Dr. Metlay is dedicated to education and mentorship. He has been recognized with a number of honors including the Lindback Foundation Award for Distinguished Teaching in 2008 (Pen's highest teaching honor), the Mid-Career Research and Mentorship Award from the Society of General Internal Medicine in 2010, and the Arthur Asbury Outstanding Faculty Mentorship Award from the Perelman School of Medicine at the University of Pennsylvania in 2011.
Dr. Collings has board certifications in Cardiology, Internal Medicine, Nuclear Cardiology and Lifestyle Medicine. She holds a graduate degree in exercise physiology, as well as professional culinary and coaching certifications. She received her education from the University of California, University of Wisconsin, and Stanford University Medical Center and is a member of the Alpha Omega Alpha National Medical Honor Society.
Dr. Collings has over 30 years’ experience as a general, invasive, and imaging cardiologist. She has served in multiple capacities and leadership positions including Founding Medical Director of El Camino Hospital Cardiopulmonary Wellness Center and as a member of the ACLM Board of Directors for 6 years. As ACLM president, she is focused on guiding lifestyle medicine into mainstream medicine, scaling programs and practitioners nationwide, and bringing awareness to lifestyle medicine as the primary solution to address chronic disease epidemics through the lens of personalized and population health. Dr. Collings serves in other nonprofit board and advisory positions including with the True Health Initiative, the Physical Activity Alliance, and the Global Positive Health Institute. She has advised on digital health platforms to optimize clinical, coaching, and client engagement features.
Dr. Guerrero received her MD from UCLA School of Medicine, and her MPH in Health Services Organization from the UCLA Fielding School of Public Health. Dr. Guerrero’s current work focuses on building caregiver skills, family cohesion, and caregiver knowledge to target childhood obesity among families residing in East Los Angeles.
Dr. Essel has dedicated his career to advocacy/research around healthcare training, health disparities, and community engagement, with expertise and national recognition in the areas of addressing obesity stigma, and food insecurity in families.

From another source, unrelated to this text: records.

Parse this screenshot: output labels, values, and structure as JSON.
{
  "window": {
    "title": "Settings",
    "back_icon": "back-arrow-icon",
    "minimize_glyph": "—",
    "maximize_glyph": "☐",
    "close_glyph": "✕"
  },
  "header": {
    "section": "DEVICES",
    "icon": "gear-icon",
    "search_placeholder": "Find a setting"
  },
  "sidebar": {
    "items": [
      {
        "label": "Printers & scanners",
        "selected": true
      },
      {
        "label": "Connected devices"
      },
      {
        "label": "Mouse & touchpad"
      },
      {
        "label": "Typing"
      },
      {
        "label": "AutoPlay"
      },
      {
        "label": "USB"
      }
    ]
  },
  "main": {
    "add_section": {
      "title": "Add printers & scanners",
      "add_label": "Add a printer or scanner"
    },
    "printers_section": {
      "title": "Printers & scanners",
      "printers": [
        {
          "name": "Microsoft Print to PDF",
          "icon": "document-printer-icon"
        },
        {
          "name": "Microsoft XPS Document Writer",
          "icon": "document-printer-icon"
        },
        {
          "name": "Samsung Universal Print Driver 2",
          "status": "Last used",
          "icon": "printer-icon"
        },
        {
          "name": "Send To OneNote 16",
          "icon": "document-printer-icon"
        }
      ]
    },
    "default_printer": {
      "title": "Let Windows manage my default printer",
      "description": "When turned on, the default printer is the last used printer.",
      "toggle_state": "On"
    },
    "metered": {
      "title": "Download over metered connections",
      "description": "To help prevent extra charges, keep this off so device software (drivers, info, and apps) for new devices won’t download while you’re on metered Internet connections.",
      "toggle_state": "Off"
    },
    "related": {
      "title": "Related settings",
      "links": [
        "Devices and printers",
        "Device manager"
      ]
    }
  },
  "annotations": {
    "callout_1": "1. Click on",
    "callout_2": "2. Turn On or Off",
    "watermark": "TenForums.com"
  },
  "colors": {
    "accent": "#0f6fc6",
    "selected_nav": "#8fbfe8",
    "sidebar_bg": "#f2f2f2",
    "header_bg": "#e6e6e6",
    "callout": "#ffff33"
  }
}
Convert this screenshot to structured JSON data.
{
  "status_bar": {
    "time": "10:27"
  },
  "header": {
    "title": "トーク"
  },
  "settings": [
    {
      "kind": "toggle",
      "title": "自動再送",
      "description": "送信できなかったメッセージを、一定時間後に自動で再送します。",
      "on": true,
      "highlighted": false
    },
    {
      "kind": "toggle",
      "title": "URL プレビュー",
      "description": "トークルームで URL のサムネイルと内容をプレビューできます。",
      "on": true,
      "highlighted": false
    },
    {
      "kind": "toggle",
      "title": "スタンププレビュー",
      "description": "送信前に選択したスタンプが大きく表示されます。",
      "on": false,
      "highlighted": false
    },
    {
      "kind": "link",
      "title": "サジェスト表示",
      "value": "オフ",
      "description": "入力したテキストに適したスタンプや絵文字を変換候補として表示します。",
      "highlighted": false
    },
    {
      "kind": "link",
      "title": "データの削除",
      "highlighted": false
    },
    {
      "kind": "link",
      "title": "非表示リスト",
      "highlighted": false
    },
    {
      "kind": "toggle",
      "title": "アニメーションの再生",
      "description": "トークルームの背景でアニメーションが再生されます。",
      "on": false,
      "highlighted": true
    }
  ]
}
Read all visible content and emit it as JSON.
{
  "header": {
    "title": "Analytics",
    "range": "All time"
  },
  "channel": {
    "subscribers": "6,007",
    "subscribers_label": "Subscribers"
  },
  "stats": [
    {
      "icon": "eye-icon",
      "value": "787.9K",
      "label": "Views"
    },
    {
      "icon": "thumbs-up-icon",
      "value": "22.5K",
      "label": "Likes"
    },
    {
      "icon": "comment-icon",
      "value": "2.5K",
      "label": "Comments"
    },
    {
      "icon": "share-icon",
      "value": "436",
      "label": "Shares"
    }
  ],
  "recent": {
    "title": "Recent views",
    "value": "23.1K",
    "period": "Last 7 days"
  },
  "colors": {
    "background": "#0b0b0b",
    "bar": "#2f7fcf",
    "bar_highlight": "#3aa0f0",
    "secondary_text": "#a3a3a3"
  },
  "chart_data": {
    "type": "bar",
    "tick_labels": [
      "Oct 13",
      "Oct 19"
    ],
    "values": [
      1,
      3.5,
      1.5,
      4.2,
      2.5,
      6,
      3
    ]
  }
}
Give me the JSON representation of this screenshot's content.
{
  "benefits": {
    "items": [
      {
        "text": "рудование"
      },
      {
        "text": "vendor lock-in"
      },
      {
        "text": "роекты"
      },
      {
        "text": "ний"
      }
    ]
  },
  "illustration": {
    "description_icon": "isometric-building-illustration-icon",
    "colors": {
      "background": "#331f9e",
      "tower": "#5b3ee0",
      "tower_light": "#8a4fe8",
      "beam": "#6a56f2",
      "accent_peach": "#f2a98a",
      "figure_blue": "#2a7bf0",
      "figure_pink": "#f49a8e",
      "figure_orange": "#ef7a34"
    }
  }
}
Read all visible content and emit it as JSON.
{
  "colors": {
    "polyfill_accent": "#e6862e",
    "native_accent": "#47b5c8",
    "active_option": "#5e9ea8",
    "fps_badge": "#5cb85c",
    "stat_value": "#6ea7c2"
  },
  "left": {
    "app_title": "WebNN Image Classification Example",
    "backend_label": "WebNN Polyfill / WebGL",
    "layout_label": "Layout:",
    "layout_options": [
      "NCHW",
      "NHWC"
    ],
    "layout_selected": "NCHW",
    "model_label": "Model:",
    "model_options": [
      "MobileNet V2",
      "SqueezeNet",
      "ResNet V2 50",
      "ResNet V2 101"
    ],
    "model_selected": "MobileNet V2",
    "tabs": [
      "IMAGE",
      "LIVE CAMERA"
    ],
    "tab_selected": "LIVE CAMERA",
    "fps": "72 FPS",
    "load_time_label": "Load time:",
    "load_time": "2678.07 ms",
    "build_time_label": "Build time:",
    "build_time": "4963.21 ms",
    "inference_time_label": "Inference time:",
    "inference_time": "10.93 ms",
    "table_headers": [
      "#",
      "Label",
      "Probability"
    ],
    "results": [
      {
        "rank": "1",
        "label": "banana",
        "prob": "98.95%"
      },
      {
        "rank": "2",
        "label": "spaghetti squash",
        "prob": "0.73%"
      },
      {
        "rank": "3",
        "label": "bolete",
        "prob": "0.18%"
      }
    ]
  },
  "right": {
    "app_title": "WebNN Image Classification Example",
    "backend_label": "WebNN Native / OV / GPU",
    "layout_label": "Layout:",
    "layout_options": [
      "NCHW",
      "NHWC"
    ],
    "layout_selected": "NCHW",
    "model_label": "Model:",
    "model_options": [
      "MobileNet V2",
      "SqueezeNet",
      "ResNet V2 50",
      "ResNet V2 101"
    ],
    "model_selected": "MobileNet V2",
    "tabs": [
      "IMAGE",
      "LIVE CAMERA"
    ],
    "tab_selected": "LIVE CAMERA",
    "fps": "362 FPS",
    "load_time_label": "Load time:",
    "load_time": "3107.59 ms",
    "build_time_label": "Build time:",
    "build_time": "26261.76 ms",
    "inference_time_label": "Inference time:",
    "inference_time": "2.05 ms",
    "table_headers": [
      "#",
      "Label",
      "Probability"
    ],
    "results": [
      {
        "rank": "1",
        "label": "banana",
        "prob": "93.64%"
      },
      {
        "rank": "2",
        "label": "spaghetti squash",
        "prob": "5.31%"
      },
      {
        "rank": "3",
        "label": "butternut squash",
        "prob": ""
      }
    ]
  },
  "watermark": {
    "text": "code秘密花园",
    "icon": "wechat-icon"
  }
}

Dr. Essel sits on the National Academy of Sciences Roundtable on Obesity Solutions Lived Experience Innovation Collaborative and was nationally recognized by the Alliance for a Healthier Generation for helping to create an innovative curriculum to enhance pediatric resident trainee skills on obesity management. He also co-authored a national toolkit for pediatric providers to address food insecurity in their clinical settings with the AAP and the Food Research & Action Center.
Dr. Essel earned a BS from Emory University with a focus on Human Biology and Anthropology, and earned his Medical Degree and Masters in Public Health in Epidemiology from GWU. He completed pediatric residency and General Academic Pediatric fellowship training at Children’s National Hospital.
More information coming soon.